#### What you need to do:
Check each line of the entries. Copy the ones that contain the string "chevron".

#### Exercise material:

☆ ☆ ☆ ☆ ☆ ☆ ☆

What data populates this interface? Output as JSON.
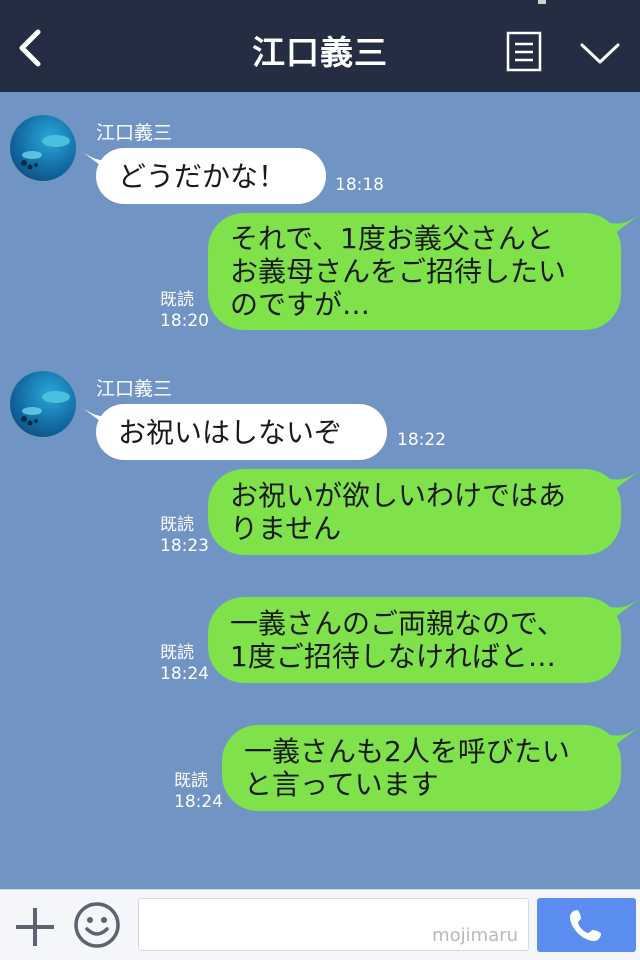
{
  "header": {
    "title": "江口義三",
    "back_icon": "chevron-left-icon",
    "menu_icon": "note-icon",
    "expand_icon": "chevron-down-icon"
  },
  "messages": [
    {
      "direction": "incoming",
      "sender": "江口義三",
      "text": "どうだかな！",
      "time": "18:18"
    },
    {
      "direction": "outgoing",
      "read": "既読",
      "text": "それで、1度お義父さんと\nお義母さんをご招待したい\nのですが…",
      "time": "18:20"
    },
    {
      "direction": "incoming",
      "sender": "江口義三",
      "text": "お祝いはしないぞ",
      "time": "18:22"
    },
    {
      "direction": "outgoing",
      "read": "既読",
      "text": "お祝いが欲しいわけではあ\nりません",
      "time": "18:23"
    },
    {
      "direction": "outgoing",
      "read": "既読",
      "text": "一義さんのご両親なので、\n1度ご招待しなければと…",
      "time": "18:24"
    },
    {
      "direction": "outgoing",
      "read": "既読",
      "text": "一義さんも2人を呼びたい\nと言っています",
      "time": "18:24"
    }
  ],
  "input_bar": {
    "plus_icon": "plus-icon",
    "emoji_icon": "smile-icon",
    "watermark": "mojimaru",
    "call_icon": "phone-icon"
  },
  "colors": {
    "header_bg": "#242d42",
    "chat_bg": "#7094c4",
    "outgoing_bubble": "#7fe24a",
    "incoming_bubble": "#ffffff",
    "call_button": "#5b8cf0"
  }
}
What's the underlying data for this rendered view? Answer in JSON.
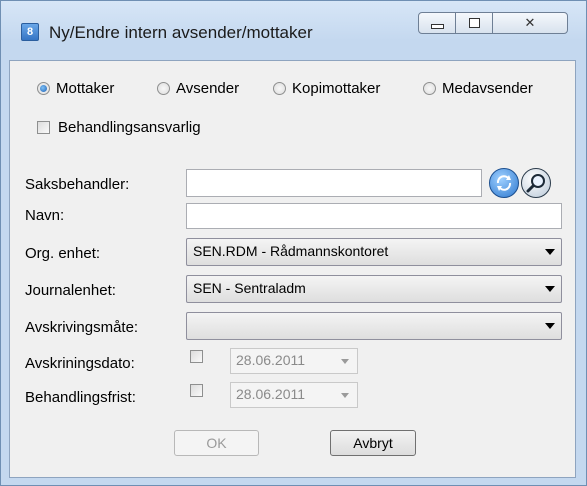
{
  "window": {
    "title": "Ny/Endre intern avsender/mottaker",
    "app_icon_text": "8"
  },
  "roles": {
    "options": [
      "Mottaker",
      "Avsender",
      "Kopimottaker",
      "Medavsender"
    ],
    "selected": "Mottaker"
  },
  "behandlingsansvarlig": {
    "label": "Behandlingsansvarlig",
    "checked": false
  },
  "form": {
    "saksbehandler": {
      "label": "Saksbehandler:",
      "value": ""
    },
    "navn": {
      "label": "Navn:",
      "value": ""
    },
    "org_enhet": {
      "label": "Org. enhet:",
      "value": "SEN.RDM - Rådmannskontoret"
    },
    "journalenhet": {
      "label": "Journalenhet:",
      "value": "SEN - Sentraladm"
    },
    "avskrivingsmate": {
      "label": "Avskrivingsmåte:",
      "value": ""
    },
    "avskriningsdato": {
      "label": "Avskriningsdato:",
      "checked": false,
      "date": "28.06.2011"
    },
    "behandlingsfrist": {
      "label": "Behandlingsfrist:",
      "checked": false,
      "date": "28.06.2011"
    }
  },
  "buttons": {
    "ok": "OK",
    "cancel": "Avbryt"
  },
  "colors": {
    "titlebar": "#c4d8ef",
    "client": "#f0f0f0",
    "accent": "#2d78cf"
  }
}
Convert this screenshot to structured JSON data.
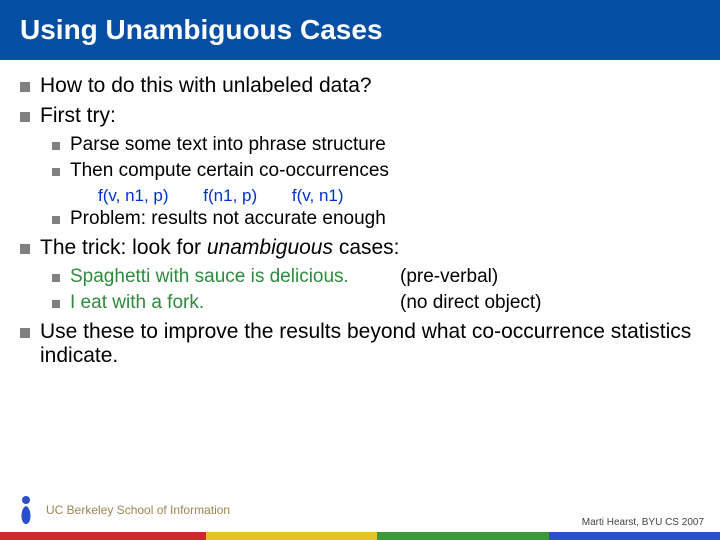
{
  "title": "Using Unambiguous Cases",
  "bullets": {
    "b1": "How to do this with unlabeled data?",
    "b2": "First try:",
    "b2a": "Parse some text into phrase structure",
    "b2b": "Then compute certain co-occurrences",
    "b2c": "Problem: results not accurate enough",
    "b3_pre": "The trick: look for ",
    "b3_em": "unambiguous",
    "b3_post": " cases:",
    "b3a_lhs": "Spaghetti with sauce is delicious.",
    "b3a_rhs": "(pre-verbal)",
    "b3b_lhs": "I eat with a fork.",
    "b3b_rhs": "(no direct object)",
    "b4": "Use these to improve the results beyond what co-occurrence statistics indicate."
  },
  "formulas": {
    "f1": "f(v, n1, p)",
    "f2": "f(n1, p)",
    "f3": "f(v, n1)"
  },
  "footer": {
    "school": "UC Berkeley School of Information",
    "credit": "Marti Hearst, BYU CS 2007"
  }
}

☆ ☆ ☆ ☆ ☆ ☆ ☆

#### Result below:
    "back_icon": "chevron-left-icon",
    "expand_icon": "chevron-down-icon"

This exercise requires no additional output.